Why then, do enterprises go VOIP? Like I said, reasons that are prosaic but also forward-thinking. Take Rich Mastropietro, network engineering manager at Northstar Travel Media in Secuacus, NJ, who is cutting over from his Nortel Meridian PBX to a Cisco Call Manager IP telephony system this week. A Cisco Certified Network Administrator with no particular telephony background, he liked the Cisco option when it became clear that Nortel was no longer making replacement parts for his 15-year-old Meridian PBX.
He could have purchased a new, TDM (traditionally switched, time-division-multiplexed) Meridian from his systems integrator, NextiraOne, for about the same price as the IP-based Cisco Call Manager. But that would have prolonged his dependence on the NextiraOne telecom technician, who spends four hours on site every day just to support the PBX and do moves, adds and changes. With a web-based administration tool, he and his IT department can now do those things themselves. The systems integrator, well-versed in Mastropietros PBX setup, installed the Cisco system, but the daily on-site support contract is over.
His other big reasons were saving floor space and labor. Northstar Travel Media is consolidating all its offices to one floor. The Meridian PBX took up a roomful of racks; the Call Manager lives in three 2U boxes; one for the Unity voicemail/auto attendant system, and two redundant call processing servers. Wiring one set of LAN cables to the newly configured cubes, where PC will hook into phone port, will be half as much work as stringing both Ethernet and black voice cables.
Going forward, hell be able to tie in IP phones at the Los Angeles office over the companys frame-relay data WAN, with guaranteed bursting to 512 Kbps. But this is less about toll bypass, and more about consolidating most all long distance traffic (and associated volume discounts and fees), at one PSTN on-ramp, along with shared use of voice mail and auto attendant and four-digit extension dialing.
These are the broad strokes of a reply to Jims piece.

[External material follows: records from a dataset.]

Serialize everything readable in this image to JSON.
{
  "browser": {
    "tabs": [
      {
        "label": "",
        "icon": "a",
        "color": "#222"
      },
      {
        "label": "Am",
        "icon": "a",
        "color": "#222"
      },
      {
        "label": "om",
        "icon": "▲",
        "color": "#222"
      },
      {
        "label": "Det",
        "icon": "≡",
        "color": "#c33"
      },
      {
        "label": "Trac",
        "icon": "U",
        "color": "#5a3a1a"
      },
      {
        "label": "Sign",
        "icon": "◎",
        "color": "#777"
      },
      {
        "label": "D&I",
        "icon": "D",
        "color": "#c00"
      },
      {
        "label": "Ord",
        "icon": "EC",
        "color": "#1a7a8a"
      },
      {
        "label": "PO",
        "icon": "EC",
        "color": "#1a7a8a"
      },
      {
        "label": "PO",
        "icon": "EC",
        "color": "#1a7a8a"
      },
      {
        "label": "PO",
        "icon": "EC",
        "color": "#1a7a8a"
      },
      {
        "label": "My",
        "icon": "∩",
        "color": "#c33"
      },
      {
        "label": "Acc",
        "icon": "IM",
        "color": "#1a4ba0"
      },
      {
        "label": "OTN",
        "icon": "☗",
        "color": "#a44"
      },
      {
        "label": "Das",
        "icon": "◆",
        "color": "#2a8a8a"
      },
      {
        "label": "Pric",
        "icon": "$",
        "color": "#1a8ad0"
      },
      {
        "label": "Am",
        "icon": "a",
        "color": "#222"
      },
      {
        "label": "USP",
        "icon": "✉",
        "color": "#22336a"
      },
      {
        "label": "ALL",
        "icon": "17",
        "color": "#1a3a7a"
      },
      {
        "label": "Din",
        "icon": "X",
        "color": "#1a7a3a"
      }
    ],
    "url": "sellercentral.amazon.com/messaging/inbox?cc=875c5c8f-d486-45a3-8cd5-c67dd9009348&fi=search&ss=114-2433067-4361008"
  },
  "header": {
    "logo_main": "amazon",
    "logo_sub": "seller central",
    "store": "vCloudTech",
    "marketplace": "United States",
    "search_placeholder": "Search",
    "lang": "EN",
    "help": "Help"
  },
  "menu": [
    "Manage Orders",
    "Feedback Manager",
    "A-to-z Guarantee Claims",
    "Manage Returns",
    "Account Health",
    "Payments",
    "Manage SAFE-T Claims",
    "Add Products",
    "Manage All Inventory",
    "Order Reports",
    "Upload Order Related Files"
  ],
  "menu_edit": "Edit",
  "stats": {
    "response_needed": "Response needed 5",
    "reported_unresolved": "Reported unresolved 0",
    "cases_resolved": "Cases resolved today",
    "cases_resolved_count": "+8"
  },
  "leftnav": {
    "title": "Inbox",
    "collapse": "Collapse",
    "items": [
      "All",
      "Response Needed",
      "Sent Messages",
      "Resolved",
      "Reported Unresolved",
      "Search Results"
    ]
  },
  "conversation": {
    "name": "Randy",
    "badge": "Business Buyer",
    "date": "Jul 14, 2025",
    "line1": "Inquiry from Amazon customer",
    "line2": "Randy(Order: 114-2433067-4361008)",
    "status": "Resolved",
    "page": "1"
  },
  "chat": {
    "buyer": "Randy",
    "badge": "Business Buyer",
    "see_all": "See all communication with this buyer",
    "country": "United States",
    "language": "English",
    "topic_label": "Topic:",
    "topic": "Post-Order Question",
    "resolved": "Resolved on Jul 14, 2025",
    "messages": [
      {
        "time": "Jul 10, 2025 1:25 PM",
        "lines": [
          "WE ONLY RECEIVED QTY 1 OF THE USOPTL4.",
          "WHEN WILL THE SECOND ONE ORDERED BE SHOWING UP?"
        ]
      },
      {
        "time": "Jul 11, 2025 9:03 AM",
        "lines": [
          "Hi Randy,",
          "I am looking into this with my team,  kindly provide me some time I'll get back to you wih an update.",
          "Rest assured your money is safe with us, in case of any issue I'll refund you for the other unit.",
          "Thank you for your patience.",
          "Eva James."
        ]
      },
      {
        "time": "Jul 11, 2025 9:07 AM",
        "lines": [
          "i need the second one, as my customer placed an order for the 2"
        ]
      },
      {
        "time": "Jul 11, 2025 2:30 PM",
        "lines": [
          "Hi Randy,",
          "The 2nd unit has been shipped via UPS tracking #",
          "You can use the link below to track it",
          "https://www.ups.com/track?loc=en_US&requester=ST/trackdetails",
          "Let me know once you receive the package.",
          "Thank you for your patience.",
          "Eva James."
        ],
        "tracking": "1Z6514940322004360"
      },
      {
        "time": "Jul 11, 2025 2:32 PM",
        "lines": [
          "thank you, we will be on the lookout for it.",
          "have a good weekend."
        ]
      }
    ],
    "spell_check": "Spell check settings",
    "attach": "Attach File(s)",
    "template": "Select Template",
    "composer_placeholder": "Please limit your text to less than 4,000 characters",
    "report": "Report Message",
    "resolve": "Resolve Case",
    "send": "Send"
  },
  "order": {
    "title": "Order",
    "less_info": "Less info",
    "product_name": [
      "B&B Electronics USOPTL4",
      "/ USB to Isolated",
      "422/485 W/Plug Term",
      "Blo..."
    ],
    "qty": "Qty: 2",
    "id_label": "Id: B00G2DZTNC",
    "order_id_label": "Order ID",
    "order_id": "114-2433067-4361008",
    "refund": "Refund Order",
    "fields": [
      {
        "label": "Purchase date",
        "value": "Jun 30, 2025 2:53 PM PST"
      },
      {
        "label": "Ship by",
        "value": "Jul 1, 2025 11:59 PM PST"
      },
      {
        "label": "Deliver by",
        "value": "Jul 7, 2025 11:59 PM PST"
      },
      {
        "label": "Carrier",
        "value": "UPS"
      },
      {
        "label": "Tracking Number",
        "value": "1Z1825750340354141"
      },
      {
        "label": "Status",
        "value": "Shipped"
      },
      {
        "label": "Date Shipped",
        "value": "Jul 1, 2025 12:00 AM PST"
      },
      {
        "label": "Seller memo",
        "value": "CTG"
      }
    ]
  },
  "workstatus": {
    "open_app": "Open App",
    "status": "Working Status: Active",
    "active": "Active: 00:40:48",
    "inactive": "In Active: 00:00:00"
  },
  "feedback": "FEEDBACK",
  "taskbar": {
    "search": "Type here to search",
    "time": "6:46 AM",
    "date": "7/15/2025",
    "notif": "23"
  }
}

I dont claim that all VOIP installations come without problems, but my anecdotal experience tells me more about network congestion (in under-provisioned, poorly prepared nets) than voice hijacking, spoofing, snooping or sniffing. I invite the VOIP-experienced public to share their horror stories with me: after all, Ive been brought on to report on VOIP, not to praise it.